The History of the Lottery


A lottery is a gambling game where people pay a small amount for a chance to win a prize. The winner is chosen by a random draw. It is a simple, low-risk game that is often regarded as one of the oldest forms of gambling.

The first known European lotteries took place during the Roman Empire. During the reign of Emperor Augustus, a lottery was organized and distributed to wealthy noblemen during a Saturnalian revel. However, by the middle of the 15th century, most forms of gambling were illegal in Europe.

Lotteries financed many public projects including canals, libraries, and bridges. They also were used to raise money for poor and needy people. While some governments endorsed or tolerated lotteries, others outlawed them.

One of the oldest state-sponsored lotteries in Europe was held in the cities of Flanders in the early 15th century. A record from the town of L’Ecluse from May 1445 describes a lottery with 4304 tickets. This is the earliest known recorded lottery with a money prize.

In the 17th century, a number of private lotteries were held to raise funds for the Virginia Company of London, a group of British colonists who aided the Jamestown settlement. Some colonial governments held public lotteries as well. For example, the Academy Lottery in Philadelphia financed the University of Pennsylvania.

There were at least 200 lotteries in colonial America between 1744 and 1776. In 1758, the Commonwealth of Massachusetts held a lottery to raise money for an expedition against Canada. Similarly, in 1755, the Academy Lottery financed the University of Pennsylvania.

Today, the Mega Millions and Powerball are multistate national lottery games. Each offers a jackpot that can reach several million dollars. To play, you select five numbers from a pool ranging from 1 to 70. If you match all five of your numbers, you win. After taxes, your winnings will be about $5 million, not the $10 million that the Mega Millions promises.

In fact, the odds of winning the Mega Millions are more than a billion times bigger than the chance of being struck by lightning. Although the odds of winning the lottery are small, the chances of winning the jackpot are still better than most people will experience in their lifetime.

Many people have claimed that lottery winners were made poorer by their winnings. However, research has shown that the effects are small and are not noticeable in the long run. Even the most popular lottery games do not guarantee a winner. As with any form of gambling, lottery tickets are not cheap. But the costs add up over time. Those who buy tickets should not bet too much, and should not expect to become rich.

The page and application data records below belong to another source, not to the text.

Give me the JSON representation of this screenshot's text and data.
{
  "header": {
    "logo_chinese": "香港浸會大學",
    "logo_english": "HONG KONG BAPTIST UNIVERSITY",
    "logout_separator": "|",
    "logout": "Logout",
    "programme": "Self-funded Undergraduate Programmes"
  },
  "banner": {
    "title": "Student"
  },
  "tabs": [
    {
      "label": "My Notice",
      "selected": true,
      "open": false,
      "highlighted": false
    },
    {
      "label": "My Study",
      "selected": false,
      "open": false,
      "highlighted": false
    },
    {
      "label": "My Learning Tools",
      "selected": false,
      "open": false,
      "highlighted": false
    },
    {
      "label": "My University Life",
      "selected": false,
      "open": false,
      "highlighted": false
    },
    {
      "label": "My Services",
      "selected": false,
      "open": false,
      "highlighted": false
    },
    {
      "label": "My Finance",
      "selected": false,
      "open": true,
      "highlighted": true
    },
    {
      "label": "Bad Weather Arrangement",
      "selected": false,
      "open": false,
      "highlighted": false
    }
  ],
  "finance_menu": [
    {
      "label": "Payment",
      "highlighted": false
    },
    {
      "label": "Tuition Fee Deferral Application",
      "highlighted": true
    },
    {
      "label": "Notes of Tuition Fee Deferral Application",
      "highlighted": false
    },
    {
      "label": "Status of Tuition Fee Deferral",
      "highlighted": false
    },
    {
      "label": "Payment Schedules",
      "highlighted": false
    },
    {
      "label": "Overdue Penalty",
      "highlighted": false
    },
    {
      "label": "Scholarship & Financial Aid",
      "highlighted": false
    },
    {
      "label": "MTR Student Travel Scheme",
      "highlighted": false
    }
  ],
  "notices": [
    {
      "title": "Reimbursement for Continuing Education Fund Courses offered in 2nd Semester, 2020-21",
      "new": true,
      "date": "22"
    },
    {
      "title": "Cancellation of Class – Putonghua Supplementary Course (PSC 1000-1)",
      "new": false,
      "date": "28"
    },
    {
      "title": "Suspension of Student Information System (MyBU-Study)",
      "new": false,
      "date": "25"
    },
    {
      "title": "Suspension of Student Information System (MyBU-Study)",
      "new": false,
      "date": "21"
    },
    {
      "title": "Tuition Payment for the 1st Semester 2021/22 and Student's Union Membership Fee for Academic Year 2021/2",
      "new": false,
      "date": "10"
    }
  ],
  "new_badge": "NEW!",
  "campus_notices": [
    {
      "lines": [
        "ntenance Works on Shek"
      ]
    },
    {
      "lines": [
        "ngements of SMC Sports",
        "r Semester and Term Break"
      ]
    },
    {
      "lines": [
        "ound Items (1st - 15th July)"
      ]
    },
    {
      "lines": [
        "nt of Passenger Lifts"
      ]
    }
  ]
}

In the United States, the American Lottery is a multistate national lottery with an impressive set of odds. For instance, the odds of winning the Powerball are one in 292 million, and the Mega Millions is a game with a 1 in 302.5 million chance of winning.